Ghosn’s dedication for restoring Nissan’s luster is unquestioned. The fringe benefit is that he can nurture an affection for high-performance cars. In Tokyo he drives a Japan-market Skyline, which will be the basis of the upcoming Infiniti G35. When the new 350Z goes into production next spring and his own is delivered next summer, Ghosn promises it will get a parking lot of its own.
But in an industry whose “car guy” managers have too often let their passion overrule good business sense, Ghosn maintains his wits. “I am a car enthusiast,” he says in a qualified admission, “up until the moment I have to make an important decision.”
The measure of Ghosn’s success may not be determined for years, when it is known whether the disciplines he’s instituted will be enough to assure sustainable growth and weather cyclical downturns, always a sensitivity of the auto industry. But Ghosn insists the best is yet to come. His Revival Plan calls for top-line results to become apparent only after the plan expires next year. In the U.S. alone there will be a new full-size pickup truck and SUV arriving at that time, in spring 2003. The company is bolstering its Infiniti brand, and will release its own minivan after years of sharing a chassis with Ford. But most of all, there’s the return of Nissan’s spiritual touchstone, the powerful Z sports car, to energize the company’s psyche. It hits the market in 2002 as the 2003 model year 350Z.

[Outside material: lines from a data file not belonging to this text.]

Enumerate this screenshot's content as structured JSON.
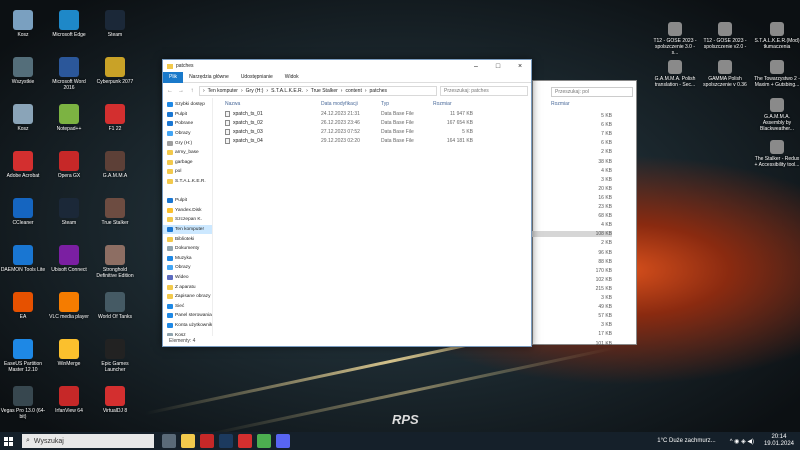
{
  "desktop_icons": [
    {
      "label": "Kosz",
      "color": "#7aa0c0"
    },
    {
      "label": "Microsoft Edge",
      "color": "#1e88c8"
    },
    {
      "label": "Steam",
      "color": "#1b2838"
    },
    {
      "label": "Wszystkie",
      "color": "#546e7a"
    },
    {
      "label": "Microsoft Word 2016",
      "color": "#2b579a"
    },
    {
      "label": "Cyberpunk 2077",
      "color": "#c9a227"
    },
    {
      "label": "Kosz",
      "color": "#8aa4b8"
    },
    {
      "label": "Notepad++",
      "color": "#7cb342"
    },
    {
      "label": "F1 22",
      "color": "#d32f2f"
    },
    {
      "label": "Adobe Acrobat",
      "color": "#d32f2f"
    },
    {
      "label": "Opera GX",
      "color": "#c62828"
    },
    {
      "label": "G.A.M.M.A",
      "color": "#5d4037"
    },
    {
      "label": "CCleaner",
      "color": "#1565c0"
    },
    {
      "label": "Steam",
      "color": "#1b2838"
    },
    {
      "label": "True Stalker",
      "color": "#6d4c41"
    },
    {
      "label": "DAEMON Tools Lite",
      "color": "#1976d2"
    },
    {
      "label": "Ubisoft Connect",
      "color": "#7b1fa2"
    },
    {
      "label": "Stronghold Definitive Edition",
      "color": "#8d6e63"
    },
    {
      "label": "EA",
      "color": "#e65100"
    },
    {
      "label": "VLC media player",
      "color": "#f57c00"
    },
    {
      "label": "World Of Tanks",
      "color": "#455a64"
    },
    {
      "label": "EaseUS Partition Master 12.10",
      "color": "#1e88e5"
    },
    {
      "label": "WinMerge",
      "color": "#fbc02d"
    },
    {
      "label": "Epic Games Launcher",
      "color": "#222222"
    },
    {
      "label": "Vegas Pro 13.0 (64-bit)",
      "color": "#37474f"
    },
    {
      "label": "IrfanView 64",
      "color": "#c62828"
    },
    {
      "label": "VirtualDJ 8",
      "color": "#d32f2f"
    }
  ],
  "right_icons": [
    {
      "label": "T12 - GOSE 2023 - spolszczenie 3.0 - s...",
      "color": "#8a8a8a"
    },
    {
      "label": "T12 - GOSE 2023 - spolszczenie v2.0 -",
      "color": "#8a8a8a"
    },
    {
      "label": "S.T.A.L.K.E.R.(Mod) tłumaczenia",
      "color": "#8a8a8a"
    },
    {
      "label": "G.A.M.M.A. Polish translation - Sec...",
      "color": "#8a8a8a"
    },
    {
      "label": "GAMMA Polish spolszczenie v 0.36",
      "color": "#8a8a8a"
    },
    {
      "label": "The Towarzystwo 2 - Maxim + Gutsbing...",
      "color": "#8a8a8a"
    },
    {
      "label": "G.A.M.M.A. Assembly by Blackweather...",
      "color": "#8a8a8a"
    },
    {
      "label": "The Stalker - Redux + Accessibility tool...",
      "color": "#8a8a8a"
    }
  ],
  "back_window": {
    "search_placeholder": "Przeszukaj: pol",
    "size_header": "Rozmiar",
    "sizes": [
      "5 KB",
      "6 KB",
      "7 KB",
      "6 KB",
      "2 KB",
      "38 KB",
      "4 KB",
      "3 KB",
      "20 KB",
      "16 KB",
      "23 KB",
      "68 KB",
      "4 KB",
      "108 KB",
      "2 KB",
      "96 KB",
      "88 KB",
      "170 KB",
      "102 KB",
      "215 KB",
      "3 KB",
      "49 KB",
      "57 KB",
      "3 KB",
      "17 KB",
      "101 KB"
    ]
  },
  "window": {
    "title": "patches",
    "tabs": [
      "Plik",
      "Narzędzia główne",
      "Udostępnianie",
      "Widok"
    ],
    "breadcrumb": [
      "Ten komputer",
      "Gry (H:)",
      "S.T.A.L.K.E.R.",
      "True Stalker",
      "content",
      "patches"
    ],
    "search_placeholder": "Przeszukaj: patches",
    "nav_items": [
      {
        "label": "Szybki dostęp",
        "color": "#1e88e5"
      },
      {
        "label": "Pulpit",
        "color": "#1976d2"
      },
      {
        "label": "Pobrane",
        "color": "#1976d2"
      },
      {
        "label": "Obrazy",
        "color": "#42a5f5"
      },
      {
        "label": "Gry (H:)",
        "color": "#9e9e9e"
      },
      {
        "label": "army_base",
        "color": "#f2c94c"
      },
      {
        "label": "garbage",
        "color": "#f2c94c"
      },
      {
        "label": "pol",
        "color": "#f2c94c"
      },
      {
        "label": "S.T.A.L.K.E.R.",
        "color": "#f2c94c"
      },
      {
        "label": "",
        "color": "#ffffff"
      },
      {
        "label": "Pulpit",
        "color": "#1976d2"
      },
      {
        "label": "Yandex.Disk",
        "color": "#fbc02d"
      },
      {
        "label": "Szczepan K.",
        "color": "#f2c94c"
      },
      {
        "label": "Ten komputer",
        "color": "#1976d2"
      },
      {
        "label": "Biblioteki",
        "color": "#f2c94c"
      },
      {
        "label": "Dokumenty",
        "color": "#90a4ae"
      },
      {
        "label": "Muzyka",
        "color": "#1e88e5"
      },
      {
        "label": "Obrazy",
        "color": "#42a5f5"
      },
      {
        "label": "Wideo",
        "color": "#5c6bc0"
      },
      {
        "label": "Z aparatu",
        "color": "#f2c94c"
      },
      {
        "label": "Zapisane obrazy",
        "color": "#f2c94c"
      },
      {
        "label": "Sieć",
        "color": "#1e88e5"
      },
      {
        "label": "Panel sterowania",
        "color": "#1e88e5"
      },
      {
        "label": "Konta użytkowników",
        "color": "#1e88e5"
      },
      {
        "label": "Kosz",
        "color": "#90a4ae"
      }
    ],
    "columns": [
      "Nazwa",
      "Data modyfikacji",
      "Typ",
      "Rozmiar"
    ],
    "files": [
      {
        "name": "xpatch_ts_01",
        "date": "24.12.2023 21:31",
        "type": "Data Base File",
        "size": "11 947 KB"
      },
      {
        "name": "xpatch_ts_02",
        "date": "26.12.2023 23:46",
        "type": "Data Base File",
        "size": "167 654 KB"
      },
      {
        "name": "xpatch_ts_03",
        "date": "27.12.2023 07:52",
        "type": "Data Base File",
        "size": "5 KB"
      },
      {
        "name": "xpatch_ts_04",
        "date": "29.12.2023 02:20",
        "type": "Data Base File",
        "size": "164 181 KB"
      }
    ],
    "status": "Elementy: 4"
  },
  "taskbar": {
    "search_label": "Wyszukaj",
    "weather": "1°C  Duże zachmurz...",
    "time": "20:14",
    "date": "19.01.2024"
  }
}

Even as he rattles off his list of works-in-progress, Ghosn knows that bringing new models to market means little until their sales start adding profits. “You know, when you announce a plan like this, there may be a lot of people skeptical about what you’re doing. Are they going to deliver or not? Is it going to be successful?”

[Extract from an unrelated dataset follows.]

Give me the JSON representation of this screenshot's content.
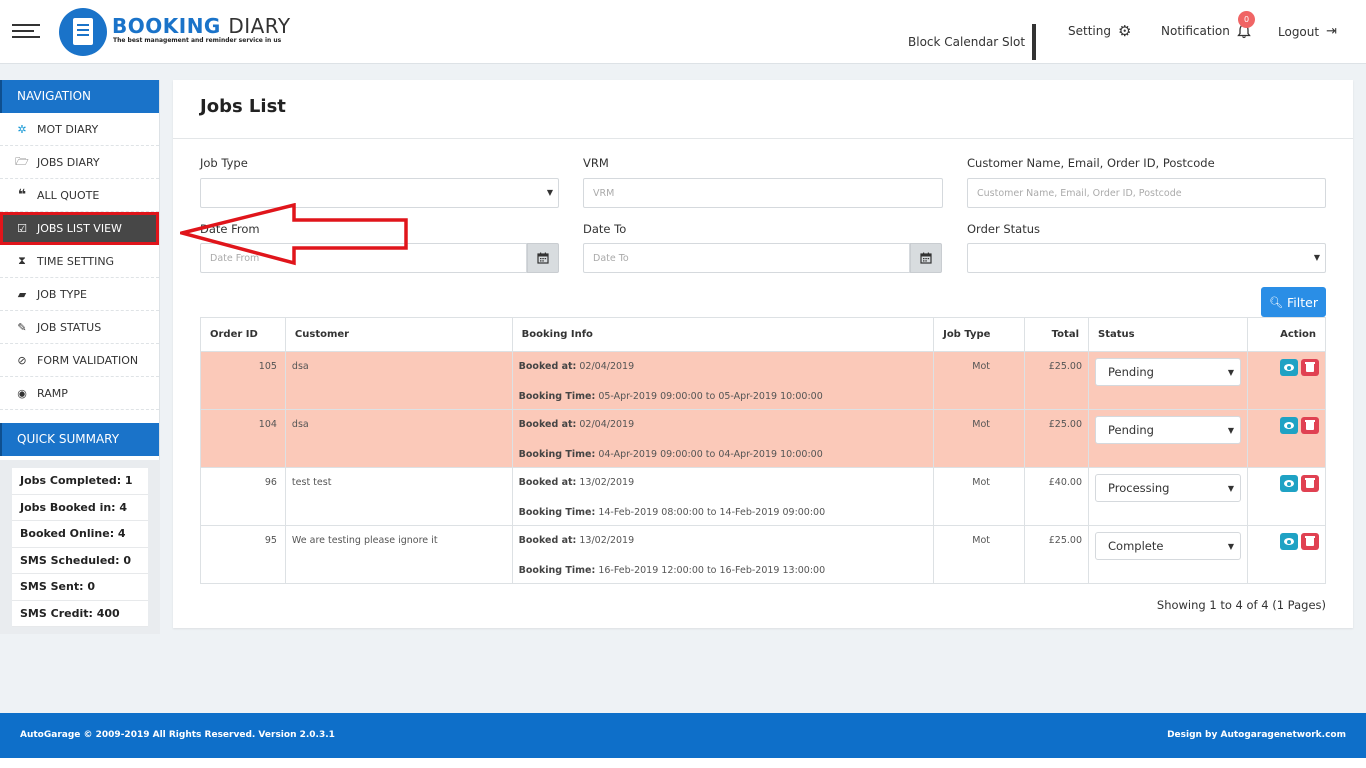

Those questions mark a prelude, an invitation to evaluate him on the numbers and strength of the Nissan that has risen from the dust. Charged with leading the world’s No. 8 carmaker out of darkness, Ghosn can foresee a combination with Renault that gathers enough momentum to climb a few rungs up the ladder. “When the indicators start to show that you are making a lot of improvements, it encourages more and more people to jump in and help the rest of the team achieve more. It’s a kind of nurture circle where performance feeds motivation, and motivation feeds performance.”
Keiretsu Meets Business Necessity
When Ghosn and his team began to assess Nissan’s desperate situation, there was no shortage of advice. “People said, €˜You can’t touch the keiretsu system,'” recalls Ghosn, referring to Japan’s system of interlocking industrial cartels, “€˜you can’t close plants in Japan, you can’t reduce head count in Japan.'”
Ghosn says, “I had to choose between accepting outside advice and doing something that would be inadequate to get the company out of trouble, or forgetting about what I heard and going for what I was intimately convinced was necessary for the company to change.
“It was uncharted territory. I finally considered that if I was chief operating officer, my one option was to fix the problems, not to try to water them down.”
Jed Connelly, senior vice president of sales and marketing for Nissan North America, has witnessed the results of Ghosn’s tough decisions. He sees a marked departure from the company’s traditional ways. “[Ghosn] allows the best and the brightest to come through. That didn’t happen under the old Japanese hierarchical system where you had to €˜go through the chairs,'” explains Connelly, referring to the standard Japanese approval process which involves working your way up through the ranks.